Start of The data

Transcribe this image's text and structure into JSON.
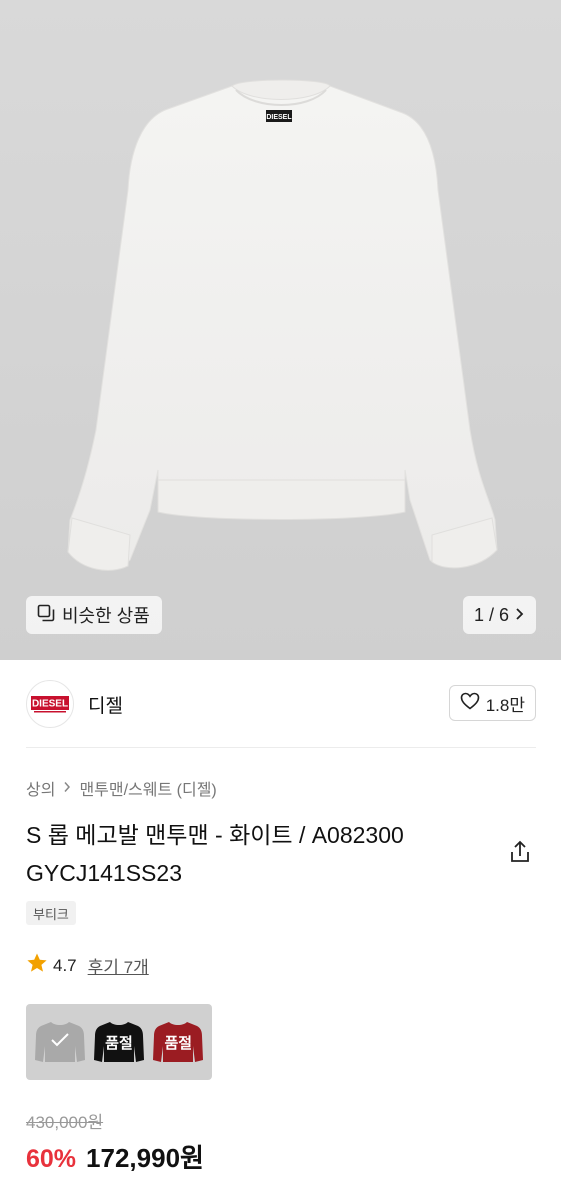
{
  "hero": {
    "similar_label": "비슷한 상품",
    "counter": "1 / 6",
    "image_brand_label": "DIESEL"
  },
  "brand": {
    "logo_text": "DIESEL",
    "name": "디젤",
    "like_count": "1.8만"
  },
  "breadcrumb": {
    "items": [
      "상의",
      "맨투맨/스웨트 (디젤)"
    ]
  },
  "product": {
    "title": "S 롭 메고발 맨투맨 - 화이트 / A082300 GYCJ141SS23",
    "tag": "부티크",
    "rating": "4.7",
    "review_label": "후기 7개"
  },
  "options": [
    {
      "color": "#a9a9a9",
      "state": "selected"
    },
    {
      "color": "#111111",
      "state": "sold_out",
      "label": "품절"
    },
    {
      "color": "#9b1c22",
      "state": "sold_out",
      "label": "품절"
    }
  ],
  "price": {
    "original": "430,000원",
    "discount": "60%",
    "sale": "172,990원"
  },
  "colors": {
    "discount": "#e8323c",
    "brand_red": "#c8102e",
    "star": "#f2a100"
  }
}
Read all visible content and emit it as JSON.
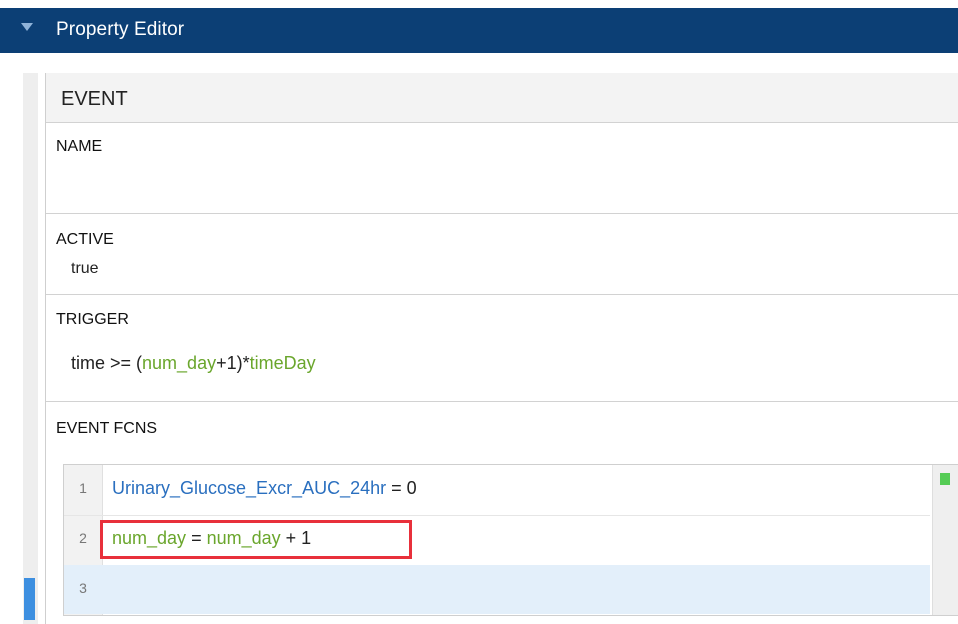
{
  "window": {
    "title": "Property Editor"
  },
  "event": {
    "header": "EVENT",
    "name": {
      "label": "NAME",
      "value": ""
    },
    "active": {
      "label": "ACTIVE",
      "value": "true"
    },
    "trigger": {
      "label": "TRIGGER",
      "tokens": [
        {
          "text": "time >= (",
          "style": "plain"
        },
        {
          "text": "num_day",
          "style": "green"
        },
        {
          "text": "+1)*",
          "style": "plain"
        },
        {
          "text": "timeDay",
          "style": "green"
        }
      ]
    },
    "event_fcns": {
      "label": "EVENT FCNS",
      "lines": [
        {
          "number": "1",
          "tokens": [
            {
              "text": "Urinary_Glucose_Excr_AUC_24hr",
              "style": "blue"
            },
            {
              "text": " = 0",
              "style": "plain"
            }
          ]
        },
        {
          "number": "2",
          "highlighted": true,
          "tokens": [
            {
              "text": "num_day",
              "style": "green"
            },
            {
              "text": " = ",
              "style": "plain"
            },
            {
              "text": "num_day",
              "style": "green"
            },
            {
              "text": " + 1",
              "style": "plain"
            }
          ]
        },
        {
          "number": "3",
          "active": true,
          "tokens": []
        }
      ]
    }
  },
  "colors": {
    "title_bar": "#0c3f75",
    "green_token": "#6aa62c",
    "blue_token": "#2a6fbf",
    "highlight_box": "#e8303b",
    "active_line": "#e3effa",
    "scroll_marker": "#55cc55"
  },
  "icons": {
    "collapse": "triangle-down-icon"
  }
}
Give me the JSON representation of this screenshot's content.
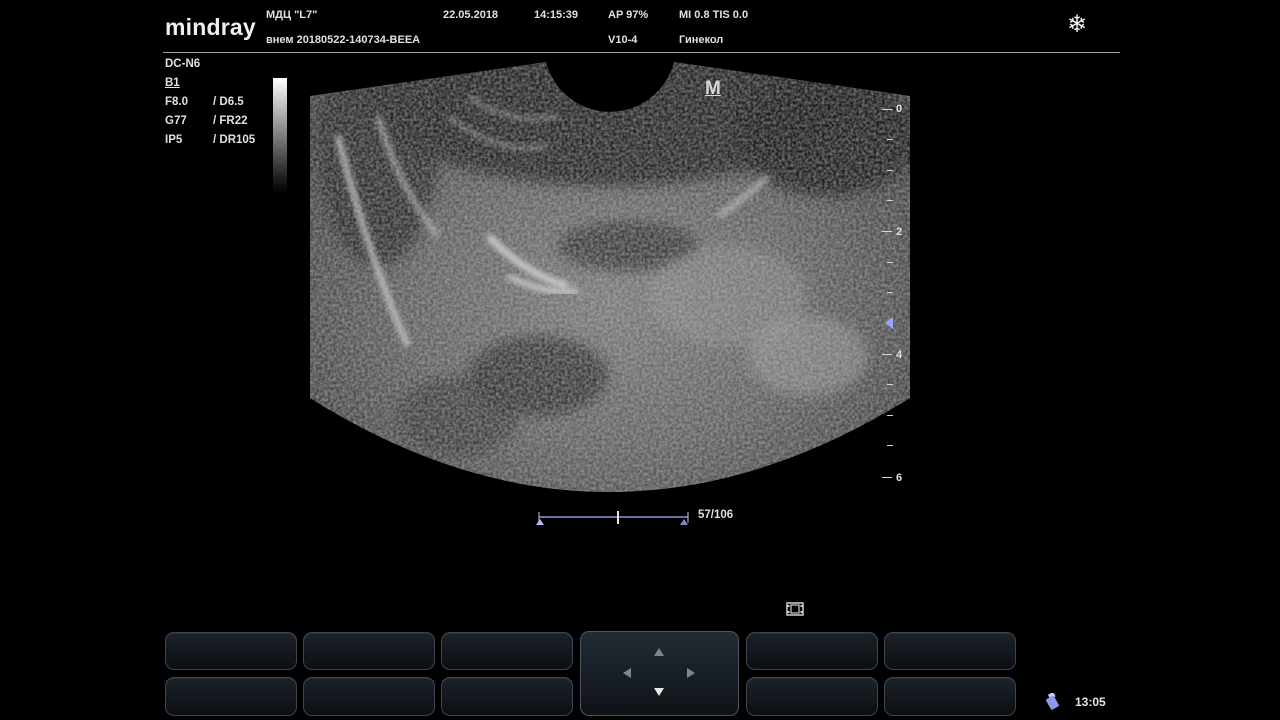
{
  "header": {
    "brand": "mindray",
    "clinic": "МДЦ \"L7\"",
    "patient_id": "внем 20180522-140734-BEEA",
    "date": "22.05.2018",
    "time": "14:15:39",
    "ap": "AP  97%",
    "mi_tis": "MI 0.8  TIS 0.0",
    "probe": "V10-4",
    "preset": "Гинекол",
    "freeze_icon": "snowflake-icon"
  },
  "params": {
    "model": "DC-N6",
    "mode": "B1",
    "freq": "F8.0",
    "depth": "/ D6.5",
    "gain": "G77",
    "frame_rate": "/ FR22",
    "image_process": "IP5",
    "dynamic_range": "/ DR105"
  },
  "image": {
    "marker": "M"
  },
  "depth_scale": {
    "labels": [
      "0",
      "2",
      "4",
      "6"
    ]
  },
  "cine": {
    "counter": "57/106",
    "current_frame": 57,
    "total_frames": 106
  },
  "status": {
    "clock": "13:05",
    "usb_icon": "usb-drive-icon",
    "film_icon": "film-clip-icon"
  },
  "softkeys": {
    "top_row": [
      "",
      "",
      "",
      "",
      ""
    ],
    "bottom_row": [
      "",
      "",
      "",
      "",
      ""
    ]
  },
  "colors": {
    "accent": "#9aa4ff",
    "panel": "#1b2229"
  }
}
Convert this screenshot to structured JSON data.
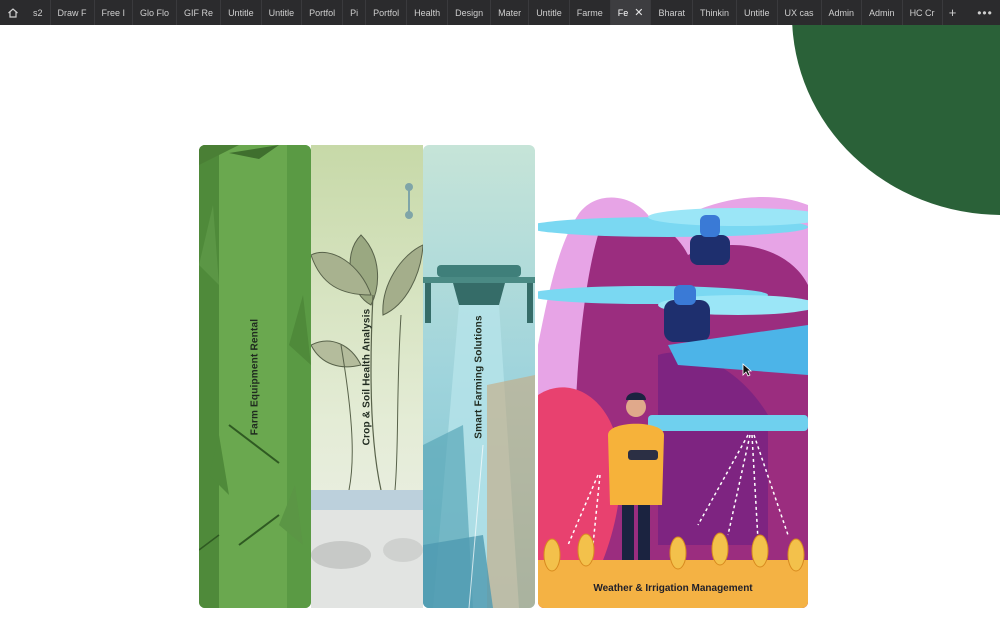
{
  "browser": {
    "home_icon": "home-icon",
    "tabs": [
      {
        "label": "s2",
        "active": false
      },
      {
        "label": "Draw F",
        "active": false
      },
      {
        "label": "Free I",
        "active": false
      },
      {
        "label": "Glo Flo",
        "active": false
      },
      {
        "label": "GIF Re",
        "active": false
      },
      {
        "label": "Untitle",
        "active": false
      },
      {
        "label": "Untitle",
        "active": false
      },
      {
        "label": "Portfol",
        "active": false
      },
      {
        "label": "Pi",
        "active": false
      },
      {
        "label": "Portfol",
        "active": false
      },
      {
        "label": "Health",
        "active": false
      },
      {
        "label": "Design",
        "active": false
      },
      {
        "label": "Mater",
        "active": false
      },
      {
        "label": "Untitle",
        "active": false
      },
      {
        "label": "Farme",
        "active": false
      },
      {
        "label": "Fe",
        "active": true
      },
      {
        "label": "Bharat",
        "active": false
      },
      {
        "label": "Thinkin",
        "active": false
      },
      {
        "label": "Untitle",
        "active": false
      },
      {
        "label": "UX cas",
        "active": false
      },
      {
        "label": "Admin",
        "active": false
      },
      {
        "label": "Admin",
        "active": false
      },
      {
        "label": "HC Cr",
        "active": false
      }
    ],
    "close_glyph": "✕",
    "new_tab_glyph": "+",
    "more_glyph": "•••"
  },
  "panels": [
    {
      "label": "Farm Equipment Rental"
    },
    {
      "label": "Crop & Soil Health Analysis"
    },
    {
      "label": "Smart Farming Solutions"
    },
    {
      "label": "Weather & Irrigation Management"
    }
  ],
  "colors": {
    "tabbar_bg": "#2b2b2d",
    "blob_green": "#2a6138",
    "panel1_green": "#6aa84f",
    "panel2_sage": "#c9d8b0",
    "panel3_teal": "#8fd3d6",
    "panel4_magenta": "#c2185b"
  }
}
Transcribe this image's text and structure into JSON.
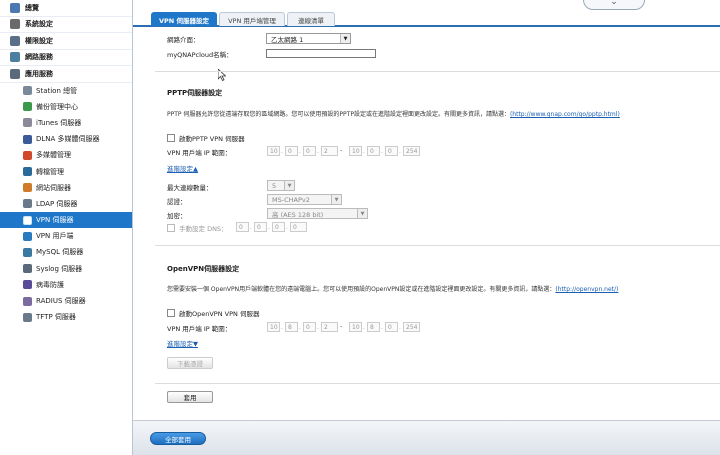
{
  "sidebar": {
    "top": [
      {
        "label": "總覽",
        "icon": "overview-icon",
        "color": "#4a78b0"
      },
      {
        "label": "系統設定",
        "icon": "gear-icon",
        "color": "#6a6a6a"
      },
      {
        "label": "權限設定",
        "icon": "user-icon",
        "color": "#5a6f88"
      },
      {
        "label": "網路服務",
        "icon": "globe-icon",
        "color": "#4a7fa0"
      },
      {
        "label": "應用服務",
        "icon": "app-service-icon",
        "color": "#5a6a7a"
      }
    ],
    "items": [
      {
        "label": "Station 總管",
        "icon": "station-icon",
        "color": "#7a8a9a"
      },
      {
        "label": "備份管理中心",
        "icon": "backup-icon",
        "color": "#3a9a4a"
      },
      {
        "label": "iTunes 伺服器",
        "icon": "itunes-icon",
        "color": "#8a8a9a"
      },
      {
        "label": "DLNA 多媒體伺服器",
        "icon": "dlna-icon",
        "color": "#3a5a9a"
      },
      {
        "label": "多媒體管理",
        "icon": "multimedia-icon",
        "color": "#d04a2a"
      },
      {
        "label": "轉檔管理",
        "icon": "transcode-icon",
        "color": "#2a6a9a"
      },
      {
        "label": "網站伺服器",
        "icon": "web-server-icon",
        "color": "#d07a2a"
      },
      {
        "label": "LDAP 伺服器",
        "icon": "ldap-icon",
        "color": "#6a7a8a"
      },
      {
        "label": "VPN 伺服器",
        "icon": "vpn-server-icon",
        "color": "#ffffff"
      },
      {
        "label": "VPN 用戶端",
        "icon": "vpn-client-icon",
        "color": "#2a7ac0"
      },
      {
        "label": "MySQL 伺服器",
        "icon": "mysql-icon",
        "color": "#3a7aa0"
      },
      {
        "label": "Syslog 伺服器",
        "icon": "syslog-icon",
        "color": "#5a6a7a"
      },
      {
        "label": "病毒防護",
        "icon": "antivirus-icon",
        "color": "#5a4a9a"
      },
      {
        "label": "RADIUS 伺服器",
        "icon": "radius-icon",
        "color": "#7a6aa0"
      },
      {
        "label": "TFTP 伺服器",
        "icon": "tftp-icon",
        "color": "#6a7a8a"
      }
    ],
    "active_index": 8
  },
  "tabs": [
    "VPN 伺服器設定",
    "VPN 用戶端管理",
    "連線清單"
  ],
  "general": {
    "interface_label": "網路介面：",
    "interface_value": "乙太網路 1",
    "myqnapcloud_label": "myQNAPcloud名稱："
  },
  "pptp": {
    "title": "PPTP伺服器設定",
    "desc": "PPTP 伺服器允許您從遠端存取您的區域網路。您可以使用預設的PPTP設定或在進階設定裡面更改設定。有關更多資訊，請點選：",
    "link": "(http://www.qnap.com/go/pptp.html)",
    "enable_label": "啟動PPTP VPN 伺服器",
    "ip_range_label": "VPN 用戶端 IP 範圍：",
    "ip_start": [
      "10",
      "0",
      "0",
      "2"
    ],
    "ip_end": [
      "10",
      "0",
      "0",
      "254"
    ],
    "advanced_label": "進階設定▲",
    "max_conn_label": "最大連線數量：",
    "max_conn_value": "5",
    "auth_label": "認證：",
    "auth_value": "MS-CHAPv2",
    "encrypt_label": "加密：",
    "encrypt_value": "高 (AES 128 bit)",
    "manual_dns_label": "手動設定 DNS：",
    "dns": [
      "0",
      "0",
      "0",
      "0"
    ]
  },
  "openvpn": {
    "title": "OpenVPN伺服器設定",
    "desc": "您需要安裝一個 OpenVPN用戶端軟體在您的遠端電腦上。您可以使用預設的OpenVPN設定或在進階設定裡面更改設定。有關更多資訊，請點選：",
    "link": "(http://openvpn.net/)",
    "enable_label": "啟動OpenVPN VPN 伺服器",
    "ip_range_label": "VPN 用戶端 IP 範圍：",
    "ip_start": [
      "10",
      "8",
      "0",
      "2"
    ],
    "ip_end": [
      "10",
      "8",
      "0",
      "254"
    ],
    "advanced_label": "進階設定▼",
    "download_label": "下載憑證"
  },
  "apply_label": "套用",
  "apply_all_label": "全部套用",
  "top_ctrl_icon": "⌄"
}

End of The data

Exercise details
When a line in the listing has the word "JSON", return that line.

Task solution
Transcribe this image's text and structure into JSON.
Read all visible content and emit it as JSON.
Give me the JSON representation of this screenshot's content.
Convert this screenshot to structured JSON data.
Transcribe this image's text and structure into JSON.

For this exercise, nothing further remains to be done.